The traditional controls include the now-classic steering-wheel mounted headlight control, windscreen wipers, indicators and the Manettino for driving modes.

Of the new touch controls, the compact but functional pad on the right-hand spoke allows the driver to navigate the central cluster screens, while voice and cruise controls are on the left-hand spoke. Also noteworthy is the adoption of a rotary switch for cruise control, a solution derived directly from the Formula 1 car. In the bottom left section of the central area, there are four buttons the driver uses to select the power unit use mode.

The Head Up Display is another part of the innovative HMI and allows various data to be projected onto the windshield within the driver’s field of vision so that their attention is not distracted from driving.

From a creative perspective, the SF90 Stradale interface project gave the Ferrari Style Centre’s designers the opportunity to interpret the screens in the cabin as a canvas on which all the car’s functions and controls could be represented. The screen graphics on the SF90 Stradale were also designed to create a 3D effect which is particularly striking during transitions, such as when the instrument panel is turned on or when swapping from one screen to the next.

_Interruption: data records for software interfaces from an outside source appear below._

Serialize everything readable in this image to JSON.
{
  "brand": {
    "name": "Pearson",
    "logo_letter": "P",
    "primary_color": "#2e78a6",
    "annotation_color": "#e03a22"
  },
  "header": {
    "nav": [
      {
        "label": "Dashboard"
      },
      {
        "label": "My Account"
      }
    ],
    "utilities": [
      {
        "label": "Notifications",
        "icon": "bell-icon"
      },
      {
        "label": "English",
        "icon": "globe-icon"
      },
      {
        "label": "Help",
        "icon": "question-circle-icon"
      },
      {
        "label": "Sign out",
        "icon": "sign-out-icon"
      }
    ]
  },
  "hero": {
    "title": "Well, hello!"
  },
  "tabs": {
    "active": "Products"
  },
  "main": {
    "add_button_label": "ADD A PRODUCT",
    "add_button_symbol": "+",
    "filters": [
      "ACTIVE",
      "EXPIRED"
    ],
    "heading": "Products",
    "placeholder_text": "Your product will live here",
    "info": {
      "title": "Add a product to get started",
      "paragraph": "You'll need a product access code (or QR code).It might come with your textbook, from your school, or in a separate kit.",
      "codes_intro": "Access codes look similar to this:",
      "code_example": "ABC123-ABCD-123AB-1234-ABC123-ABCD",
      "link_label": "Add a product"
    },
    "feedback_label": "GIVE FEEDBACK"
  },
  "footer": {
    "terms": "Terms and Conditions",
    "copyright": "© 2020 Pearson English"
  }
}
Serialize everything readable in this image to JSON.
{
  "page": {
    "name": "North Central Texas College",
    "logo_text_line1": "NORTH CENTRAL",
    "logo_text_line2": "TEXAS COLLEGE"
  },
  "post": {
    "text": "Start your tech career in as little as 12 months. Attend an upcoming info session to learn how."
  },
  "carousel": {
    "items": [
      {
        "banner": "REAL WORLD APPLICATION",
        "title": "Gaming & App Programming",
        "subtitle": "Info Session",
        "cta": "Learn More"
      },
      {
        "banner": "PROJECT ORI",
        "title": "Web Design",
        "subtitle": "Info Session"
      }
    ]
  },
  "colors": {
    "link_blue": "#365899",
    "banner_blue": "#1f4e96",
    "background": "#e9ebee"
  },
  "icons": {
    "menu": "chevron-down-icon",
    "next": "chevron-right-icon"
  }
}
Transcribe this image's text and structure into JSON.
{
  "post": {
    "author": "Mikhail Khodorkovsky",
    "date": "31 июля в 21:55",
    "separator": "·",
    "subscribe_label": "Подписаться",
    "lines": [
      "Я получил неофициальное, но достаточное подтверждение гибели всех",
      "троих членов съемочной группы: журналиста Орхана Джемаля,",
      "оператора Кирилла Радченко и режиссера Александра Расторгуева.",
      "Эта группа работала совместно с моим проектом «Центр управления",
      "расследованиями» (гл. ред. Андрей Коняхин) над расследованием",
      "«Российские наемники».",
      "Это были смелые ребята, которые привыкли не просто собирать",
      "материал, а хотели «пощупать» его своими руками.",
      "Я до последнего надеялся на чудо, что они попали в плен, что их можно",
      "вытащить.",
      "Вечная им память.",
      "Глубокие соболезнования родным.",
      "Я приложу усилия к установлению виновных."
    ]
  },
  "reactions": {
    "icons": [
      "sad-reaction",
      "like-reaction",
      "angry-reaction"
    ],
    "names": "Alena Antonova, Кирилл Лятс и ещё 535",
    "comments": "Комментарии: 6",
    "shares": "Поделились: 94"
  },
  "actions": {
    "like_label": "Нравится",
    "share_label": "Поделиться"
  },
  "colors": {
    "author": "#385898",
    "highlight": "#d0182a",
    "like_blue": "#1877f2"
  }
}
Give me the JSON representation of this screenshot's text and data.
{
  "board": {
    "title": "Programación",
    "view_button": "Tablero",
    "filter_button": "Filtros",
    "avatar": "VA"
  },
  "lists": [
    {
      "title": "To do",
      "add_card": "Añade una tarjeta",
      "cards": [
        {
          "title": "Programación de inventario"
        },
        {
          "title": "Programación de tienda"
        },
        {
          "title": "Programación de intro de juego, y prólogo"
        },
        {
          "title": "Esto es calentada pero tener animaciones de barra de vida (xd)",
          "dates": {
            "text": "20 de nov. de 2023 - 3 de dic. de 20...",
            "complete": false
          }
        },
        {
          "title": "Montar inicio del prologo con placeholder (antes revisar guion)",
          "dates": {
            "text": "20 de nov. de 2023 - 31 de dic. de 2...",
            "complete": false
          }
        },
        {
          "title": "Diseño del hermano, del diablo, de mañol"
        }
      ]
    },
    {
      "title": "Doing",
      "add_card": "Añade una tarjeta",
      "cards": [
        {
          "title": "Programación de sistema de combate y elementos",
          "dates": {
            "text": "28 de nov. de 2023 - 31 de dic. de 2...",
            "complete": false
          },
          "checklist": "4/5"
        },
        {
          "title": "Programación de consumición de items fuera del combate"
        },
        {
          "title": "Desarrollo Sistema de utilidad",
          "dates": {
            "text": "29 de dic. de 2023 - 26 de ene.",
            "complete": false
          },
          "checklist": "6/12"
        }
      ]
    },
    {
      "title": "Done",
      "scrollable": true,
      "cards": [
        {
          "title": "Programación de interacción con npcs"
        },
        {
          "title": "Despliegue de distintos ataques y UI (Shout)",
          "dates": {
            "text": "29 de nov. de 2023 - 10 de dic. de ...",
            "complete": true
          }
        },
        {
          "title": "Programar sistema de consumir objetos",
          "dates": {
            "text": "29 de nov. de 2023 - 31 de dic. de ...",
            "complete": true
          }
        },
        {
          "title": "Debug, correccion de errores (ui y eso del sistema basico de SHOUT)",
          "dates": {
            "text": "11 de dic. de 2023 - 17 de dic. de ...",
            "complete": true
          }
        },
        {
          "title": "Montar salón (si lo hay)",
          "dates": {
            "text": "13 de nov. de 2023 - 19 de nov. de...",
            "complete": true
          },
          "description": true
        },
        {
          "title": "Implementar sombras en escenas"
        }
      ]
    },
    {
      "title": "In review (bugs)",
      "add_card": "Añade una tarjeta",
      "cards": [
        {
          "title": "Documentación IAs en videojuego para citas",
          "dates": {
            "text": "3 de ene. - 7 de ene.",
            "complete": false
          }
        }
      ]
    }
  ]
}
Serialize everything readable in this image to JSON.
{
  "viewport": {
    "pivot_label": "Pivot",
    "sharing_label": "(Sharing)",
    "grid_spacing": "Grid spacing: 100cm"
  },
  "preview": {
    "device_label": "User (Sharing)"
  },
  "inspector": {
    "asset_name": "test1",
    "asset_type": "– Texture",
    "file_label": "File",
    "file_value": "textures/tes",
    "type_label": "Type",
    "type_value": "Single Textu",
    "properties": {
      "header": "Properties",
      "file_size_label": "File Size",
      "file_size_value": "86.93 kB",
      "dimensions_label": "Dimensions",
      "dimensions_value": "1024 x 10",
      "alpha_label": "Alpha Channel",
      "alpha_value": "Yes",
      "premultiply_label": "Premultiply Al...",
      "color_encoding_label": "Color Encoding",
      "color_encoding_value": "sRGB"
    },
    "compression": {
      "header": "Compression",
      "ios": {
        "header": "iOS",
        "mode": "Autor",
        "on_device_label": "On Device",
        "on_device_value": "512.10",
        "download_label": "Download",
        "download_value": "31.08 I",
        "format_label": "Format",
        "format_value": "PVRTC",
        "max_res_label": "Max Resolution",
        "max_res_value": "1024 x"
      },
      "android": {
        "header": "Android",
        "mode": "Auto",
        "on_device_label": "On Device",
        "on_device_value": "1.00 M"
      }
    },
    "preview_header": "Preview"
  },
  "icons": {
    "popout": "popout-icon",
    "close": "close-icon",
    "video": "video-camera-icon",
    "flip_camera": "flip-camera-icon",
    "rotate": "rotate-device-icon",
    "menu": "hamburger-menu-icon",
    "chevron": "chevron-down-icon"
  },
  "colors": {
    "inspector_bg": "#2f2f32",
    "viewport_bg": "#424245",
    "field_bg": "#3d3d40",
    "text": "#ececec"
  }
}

Alongside the new-concept HMI, another major theme tackled in the cabin was the tunnel area interface. The F1 controls on the “bridge” are probably the most iconic of the Ferraris of recent generations. These have been completely redesigned and set into a modern metal plate which references an equally iconic feature from the past: the classic gear lever gate.

FacebookMySpaceTwitterDiggDeliciousStumbleuponGoogle BookmarksNewsvineLinkedinRSS Feed